● DATA LISTING:
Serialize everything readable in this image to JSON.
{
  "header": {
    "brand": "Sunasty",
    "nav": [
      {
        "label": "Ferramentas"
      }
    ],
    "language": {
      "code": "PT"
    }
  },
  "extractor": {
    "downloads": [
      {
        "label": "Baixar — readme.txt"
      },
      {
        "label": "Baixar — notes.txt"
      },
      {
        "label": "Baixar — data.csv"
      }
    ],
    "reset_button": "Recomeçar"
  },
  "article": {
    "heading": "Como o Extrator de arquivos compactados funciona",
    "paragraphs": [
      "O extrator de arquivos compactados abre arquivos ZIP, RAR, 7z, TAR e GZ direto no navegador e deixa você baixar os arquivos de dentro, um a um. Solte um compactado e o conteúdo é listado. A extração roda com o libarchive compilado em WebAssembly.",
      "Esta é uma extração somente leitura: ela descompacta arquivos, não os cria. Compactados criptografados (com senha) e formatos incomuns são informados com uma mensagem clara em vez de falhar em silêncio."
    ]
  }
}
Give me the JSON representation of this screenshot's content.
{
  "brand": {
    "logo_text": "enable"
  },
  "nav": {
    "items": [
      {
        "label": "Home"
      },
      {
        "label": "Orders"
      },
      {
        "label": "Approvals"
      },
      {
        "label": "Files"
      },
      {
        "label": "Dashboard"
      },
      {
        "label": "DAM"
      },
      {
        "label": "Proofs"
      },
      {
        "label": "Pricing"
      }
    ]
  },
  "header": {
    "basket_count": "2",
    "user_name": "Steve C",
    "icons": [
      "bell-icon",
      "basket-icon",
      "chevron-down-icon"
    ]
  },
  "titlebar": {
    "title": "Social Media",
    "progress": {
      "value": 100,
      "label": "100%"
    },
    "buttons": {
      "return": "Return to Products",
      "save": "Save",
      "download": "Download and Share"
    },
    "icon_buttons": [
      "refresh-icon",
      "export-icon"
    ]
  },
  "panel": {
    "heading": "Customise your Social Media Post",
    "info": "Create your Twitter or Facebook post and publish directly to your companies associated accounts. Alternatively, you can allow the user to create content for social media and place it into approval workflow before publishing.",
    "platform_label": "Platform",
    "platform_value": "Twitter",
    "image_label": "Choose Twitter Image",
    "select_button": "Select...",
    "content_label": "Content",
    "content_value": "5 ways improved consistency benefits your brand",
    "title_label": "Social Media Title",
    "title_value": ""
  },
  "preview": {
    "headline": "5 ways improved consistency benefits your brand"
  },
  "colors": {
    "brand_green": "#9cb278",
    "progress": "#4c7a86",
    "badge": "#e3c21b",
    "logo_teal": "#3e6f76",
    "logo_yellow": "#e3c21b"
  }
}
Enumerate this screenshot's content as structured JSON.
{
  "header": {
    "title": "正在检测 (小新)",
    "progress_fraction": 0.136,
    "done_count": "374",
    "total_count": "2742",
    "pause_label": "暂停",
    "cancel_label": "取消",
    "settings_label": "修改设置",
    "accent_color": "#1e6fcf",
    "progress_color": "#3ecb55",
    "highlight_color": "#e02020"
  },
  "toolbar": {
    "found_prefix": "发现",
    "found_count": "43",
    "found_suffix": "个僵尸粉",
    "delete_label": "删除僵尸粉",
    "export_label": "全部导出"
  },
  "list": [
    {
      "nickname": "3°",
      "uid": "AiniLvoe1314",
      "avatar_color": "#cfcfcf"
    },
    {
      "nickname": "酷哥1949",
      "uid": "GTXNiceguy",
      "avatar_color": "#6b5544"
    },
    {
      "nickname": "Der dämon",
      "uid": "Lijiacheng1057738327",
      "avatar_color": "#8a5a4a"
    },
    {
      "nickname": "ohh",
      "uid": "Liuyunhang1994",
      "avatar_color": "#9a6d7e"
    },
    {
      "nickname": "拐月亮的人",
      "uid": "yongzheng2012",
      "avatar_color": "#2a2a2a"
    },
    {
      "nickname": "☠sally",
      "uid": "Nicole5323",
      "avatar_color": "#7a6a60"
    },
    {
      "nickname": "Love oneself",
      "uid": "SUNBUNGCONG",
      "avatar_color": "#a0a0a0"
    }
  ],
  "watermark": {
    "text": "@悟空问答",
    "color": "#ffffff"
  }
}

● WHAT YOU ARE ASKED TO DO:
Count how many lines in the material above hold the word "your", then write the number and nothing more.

● THE COMPLETED TASK:
4